The National Council for the Unmarried Mother and her Child this month became the National Council for One Parent f amities so as to help more effectively the one million children under 16 with a single parent. T ftc neiA I t ni..71,1:,f C.,111,,II 1, appealing hir L., it, II
work °lad\ ising
on their legal right.. and s'.:e benefits. ,is wetl professional counsel for !hose families o itli personai ploblems, There are ! H are than 610,000 tillt
parent lamilies in England and Wales
A third of' such Imuilics had to find 11CYri accommodation St hen that lost a parent. and were quite unable to afford 3 mortgage, the council said.
The counLirs new "Charter of Rights" asks for a fair share ot housins_r„ improved etanmunity services, a guaranteed allowance for each child and I-amily Courts for divorce, maintenance and eushaly.
The council said ihutu a guaranteed allow inter: lor every. child in a one-parent faiiii.1) should COSt less than the Concorde programme has to dote
Crisis of leadership
Fr. John Fay. speaking at the London University Academic Mass this month. spoke. I see, SOtTle thought-provoxing and Inc:tying words: "My dear people, we are already the children of God hui what we arc to he in the future has not yet been revealed. We s.haIl he 1+e hint because we shall see him as he rea:ly "Surely everyone ssho entertains this hope must purify himself and try to be as pure as Christ." I John, 3, 3, That is St. John; but I would like Lo begin with a rather startling coinmentary both as a matter of principle and of expedience. It is in fact the final sentence of the introduction to the document on Justice is the World published by the Synod of Bishops in 1971.
'Action on behalf of iastiee and participation in the transformslion or the world fully appear to us as a constitutive dimension of the preaching of the Gospel, or, in other words, of the Church's Mission for the redemption of the human race and its liberation from every. oppressive sii uation.' (Synod of Bishops, 1971, Janice in Me World, final sentence of introduction)."
He further quote4the Bishops as having said: "Aetion on behalf of justice and participation in the transformation of the world fully appear to us as a .constitutive dimension of the teachInz of the Gospet " But Fr. Fay asked in conclusion -what `action on t-sehatf orluslice'? what 'participation in the transfor mation of the world' properly
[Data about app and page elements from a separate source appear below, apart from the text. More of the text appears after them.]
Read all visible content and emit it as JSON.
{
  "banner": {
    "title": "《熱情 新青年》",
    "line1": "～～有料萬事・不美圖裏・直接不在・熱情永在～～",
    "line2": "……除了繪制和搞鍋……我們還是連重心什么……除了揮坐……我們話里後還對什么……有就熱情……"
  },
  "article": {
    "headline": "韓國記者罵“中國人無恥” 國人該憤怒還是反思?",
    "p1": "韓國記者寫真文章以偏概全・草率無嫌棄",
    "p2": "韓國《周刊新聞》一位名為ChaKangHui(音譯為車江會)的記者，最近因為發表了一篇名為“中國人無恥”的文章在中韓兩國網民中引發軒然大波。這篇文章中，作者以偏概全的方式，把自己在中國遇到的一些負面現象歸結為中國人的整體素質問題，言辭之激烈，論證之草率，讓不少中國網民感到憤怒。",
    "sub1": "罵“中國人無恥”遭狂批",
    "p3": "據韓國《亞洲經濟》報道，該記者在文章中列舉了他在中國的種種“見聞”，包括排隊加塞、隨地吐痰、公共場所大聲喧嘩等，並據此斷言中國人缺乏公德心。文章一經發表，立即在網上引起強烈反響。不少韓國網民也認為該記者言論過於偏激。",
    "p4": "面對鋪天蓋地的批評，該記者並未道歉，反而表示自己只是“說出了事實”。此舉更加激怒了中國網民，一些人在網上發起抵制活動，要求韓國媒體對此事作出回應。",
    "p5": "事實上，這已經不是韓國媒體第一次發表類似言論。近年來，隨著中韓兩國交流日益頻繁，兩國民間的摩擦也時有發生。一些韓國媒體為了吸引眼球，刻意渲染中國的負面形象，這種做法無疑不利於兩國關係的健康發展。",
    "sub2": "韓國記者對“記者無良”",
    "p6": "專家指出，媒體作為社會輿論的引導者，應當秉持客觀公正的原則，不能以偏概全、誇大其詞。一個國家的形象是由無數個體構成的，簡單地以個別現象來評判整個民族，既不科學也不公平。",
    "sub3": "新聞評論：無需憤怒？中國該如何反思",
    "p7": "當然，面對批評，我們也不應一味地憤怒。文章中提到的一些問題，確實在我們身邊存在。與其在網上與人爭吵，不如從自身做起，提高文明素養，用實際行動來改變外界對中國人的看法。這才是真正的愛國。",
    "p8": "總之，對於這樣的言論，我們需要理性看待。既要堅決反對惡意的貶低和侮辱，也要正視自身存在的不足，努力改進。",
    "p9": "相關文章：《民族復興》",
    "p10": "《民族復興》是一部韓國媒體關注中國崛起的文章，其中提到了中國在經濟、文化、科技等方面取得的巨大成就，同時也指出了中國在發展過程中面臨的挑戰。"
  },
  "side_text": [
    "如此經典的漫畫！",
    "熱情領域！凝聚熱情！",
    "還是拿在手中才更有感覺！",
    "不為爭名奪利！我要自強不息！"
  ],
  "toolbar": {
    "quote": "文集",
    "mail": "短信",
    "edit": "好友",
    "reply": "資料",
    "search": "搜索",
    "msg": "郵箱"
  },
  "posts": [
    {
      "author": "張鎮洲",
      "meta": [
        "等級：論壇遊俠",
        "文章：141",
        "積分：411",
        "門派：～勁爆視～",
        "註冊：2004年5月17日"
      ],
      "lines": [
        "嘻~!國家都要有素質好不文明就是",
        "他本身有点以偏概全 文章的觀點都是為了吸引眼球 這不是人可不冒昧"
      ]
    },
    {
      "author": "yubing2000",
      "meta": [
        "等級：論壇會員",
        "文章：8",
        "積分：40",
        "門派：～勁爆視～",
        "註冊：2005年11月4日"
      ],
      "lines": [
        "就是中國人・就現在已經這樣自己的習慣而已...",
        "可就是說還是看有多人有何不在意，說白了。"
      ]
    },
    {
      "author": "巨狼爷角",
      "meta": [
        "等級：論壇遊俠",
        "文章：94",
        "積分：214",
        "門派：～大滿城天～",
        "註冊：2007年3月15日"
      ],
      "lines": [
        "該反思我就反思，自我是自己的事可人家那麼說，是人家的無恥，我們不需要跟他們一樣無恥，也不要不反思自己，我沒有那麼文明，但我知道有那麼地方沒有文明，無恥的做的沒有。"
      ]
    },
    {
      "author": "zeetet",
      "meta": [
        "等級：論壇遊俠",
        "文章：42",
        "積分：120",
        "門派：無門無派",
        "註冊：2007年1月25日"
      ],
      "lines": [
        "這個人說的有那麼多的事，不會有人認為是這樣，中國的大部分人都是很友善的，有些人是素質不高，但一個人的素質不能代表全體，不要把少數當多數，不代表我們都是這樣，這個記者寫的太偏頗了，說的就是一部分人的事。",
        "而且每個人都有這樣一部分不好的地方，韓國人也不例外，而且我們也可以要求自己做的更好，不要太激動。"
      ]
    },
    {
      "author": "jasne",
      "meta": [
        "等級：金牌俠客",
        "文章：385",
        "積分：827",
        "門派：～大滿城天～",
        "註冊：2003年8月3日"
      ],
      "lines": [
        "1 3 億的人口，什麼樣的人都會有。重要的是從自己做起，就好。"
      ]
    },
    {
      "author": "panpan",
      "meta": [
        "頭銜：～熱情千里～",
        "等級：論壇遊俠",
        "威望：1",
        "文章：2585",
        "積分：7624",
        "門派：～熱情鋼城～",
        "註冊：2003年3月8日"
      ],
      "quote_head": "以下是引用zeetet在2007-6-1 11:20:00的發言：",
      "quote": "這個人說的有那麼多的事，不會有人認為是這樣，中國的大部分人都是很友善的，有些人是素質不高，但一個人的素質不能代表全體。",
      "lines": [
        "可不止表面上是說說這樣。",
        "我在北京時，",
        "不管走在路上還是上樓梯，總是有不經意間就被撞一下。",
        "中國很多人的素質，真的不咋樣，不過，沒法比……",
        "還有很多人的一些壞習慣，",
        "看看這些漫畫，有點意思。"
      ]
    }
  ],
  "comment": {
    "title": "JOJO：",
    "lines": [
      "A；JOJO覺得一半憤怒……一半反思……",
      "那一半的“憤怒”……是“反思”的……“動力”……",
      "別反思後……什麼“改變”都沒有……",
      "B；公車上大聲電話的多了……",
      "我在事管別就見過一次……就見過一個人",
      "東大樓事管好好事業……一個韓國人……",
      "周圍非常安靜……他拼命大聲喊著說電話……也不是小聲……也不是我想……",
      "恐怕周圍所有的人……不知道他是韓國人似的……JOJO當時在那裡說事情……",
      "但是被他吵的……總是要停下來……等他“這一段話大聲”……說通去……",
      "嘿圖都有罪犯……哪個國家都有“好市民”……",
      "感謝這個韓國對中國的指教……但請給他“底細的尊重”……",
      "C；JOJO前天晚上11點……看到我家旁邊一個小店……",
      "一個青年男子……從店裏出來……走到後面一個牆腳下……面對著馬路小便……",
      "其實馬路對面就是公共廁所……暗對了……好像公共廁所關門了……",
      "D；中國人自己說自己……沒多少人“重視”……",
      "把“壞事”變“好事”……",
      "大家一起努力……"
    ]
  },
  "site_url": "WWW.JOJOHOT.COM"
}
belongs to this University I must
leave to yourselves to decide men and women with pure hearts.who desire not worthless things -please God?"